It is almost impossible to pick up a newspaper or news magazine these days without seeing an article about religious freedom. That raises questions of how to define religious freedom.
Atheists maintain that religions are vehicles of discrimination, and in some cases that charge is valid. We previously reviewed the history of the Mormon Church which excluded blacks in its early days. There have been cults that have excluded people based on their sex or their occupation. Should the government allow a religious group to advocate the violation of the laws of the land? What about a religion that advocates violence or suicide as was the case in the Jim Jones tragedy in Guyana? We have a case in the Midwest where a nun is suing the Roman Catholic Church because they won’t allow her to become a priest. Recently a local Church of Christ was threatened with a lawsuit because they wouldn’t interview a woman for the advertised position of pulpit minister. The list of grievances is virtually endless and raises questions of how to define religious freedom.
Many people in America limit the definition of religious freedom to the right to meet in a single facility and worship God as you choose, but your religion must not move outside of that building. In this view, you may not share your faith with anyone outside of the building or make it part of what you do at work, in school, or in the presence of the general public. This has been evident in cases where a person is asked to make something or do something that violates their religious convictions. Asking Christians to act against their faith has led to legal cases involving people like Jack Phillips and his wedding cakes or Barronelle Stutzman and her flower displays or Joanna Duka and Breanna Koski and their custom art. Pro-life pregnancy care centers have been told they must promote abortion options in spite of their religious convictions.
As the government tries to decide how to define religious freedom, we must remember that Christianity does not need religious freedom to survive. God cannot be defeated by the ACLU, no matter how much money they have. It may be that the right to worship outside of a government-registered building is going to be destroyed by activists and government officials who are determined to drive historical Christian beliefs from the public square. Remember that the early church did not have religious freedom, but the teaching of Jesus Christ on love and service still survived.

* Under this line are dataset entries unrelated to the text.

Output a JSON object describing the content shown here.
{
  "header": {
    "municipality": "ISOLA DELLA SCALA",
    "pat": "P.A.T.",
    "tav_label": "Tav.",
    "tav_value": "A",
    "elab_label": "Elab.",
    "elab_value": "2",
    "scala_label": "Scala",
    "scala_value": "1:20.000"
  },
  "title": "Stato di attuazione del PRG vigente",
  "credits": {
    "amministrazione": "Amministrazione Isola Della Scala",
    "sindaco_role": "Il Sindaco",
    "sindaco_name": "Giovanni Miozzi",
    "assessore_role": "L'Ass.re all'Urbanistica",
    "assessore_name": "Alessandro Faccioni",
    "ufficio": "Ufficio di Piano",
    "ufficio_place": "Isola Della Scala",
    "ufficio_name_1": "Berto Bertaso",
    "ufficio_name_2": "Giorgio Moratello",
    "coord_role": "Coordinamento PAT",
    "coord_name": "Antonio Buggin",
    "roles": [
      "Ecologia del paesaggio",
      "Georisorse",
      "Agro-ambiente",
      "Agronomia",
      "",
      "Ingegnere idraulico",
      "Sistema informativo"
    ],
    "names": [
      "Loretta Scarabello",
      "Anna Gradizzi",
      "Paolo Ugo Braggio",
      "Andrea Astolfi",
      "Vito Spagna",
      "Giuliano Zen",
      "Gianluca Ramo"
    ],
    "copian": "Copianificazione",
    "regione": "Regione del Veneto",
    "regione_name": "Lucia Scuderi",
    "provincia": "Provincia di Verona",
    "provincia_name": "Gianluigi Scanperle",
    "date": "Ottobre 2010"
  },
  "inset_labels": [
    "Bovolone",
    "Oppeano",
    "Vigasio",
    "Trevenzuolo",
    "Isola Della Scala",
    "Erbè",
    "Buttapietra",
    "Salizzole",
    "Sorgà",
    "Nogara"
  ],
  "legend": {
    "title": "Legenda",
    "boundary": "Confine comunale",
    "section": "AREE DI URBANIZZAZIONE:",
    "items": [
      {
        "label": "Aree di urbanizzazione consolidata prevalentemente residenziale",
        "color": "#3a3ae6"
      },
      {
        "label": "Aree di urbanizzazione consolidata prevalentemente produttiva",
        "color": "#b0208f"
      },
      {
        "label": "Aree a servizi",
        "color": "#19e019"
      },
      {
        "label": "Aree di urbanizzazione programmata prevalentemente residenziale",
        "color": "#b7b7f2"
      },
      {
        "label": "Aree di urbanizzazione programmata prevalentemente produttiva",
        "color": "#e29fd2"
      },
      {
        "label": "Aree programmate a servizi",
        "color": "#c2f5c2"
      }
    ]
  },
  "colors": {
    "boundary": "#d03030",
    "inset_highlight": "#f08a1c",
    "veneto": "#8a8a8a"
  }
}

“And they called them and commanded them not to speak at all nor teach in the name of Jesus. But Peter and John answered and said unto them, ‘Whether it be right in the sight of God to hearken unto you more than unto God, you judge. For we cannot but speak the things which we have seen and heard’” (Acts 4:18-20).
–John N. Clayton © 2018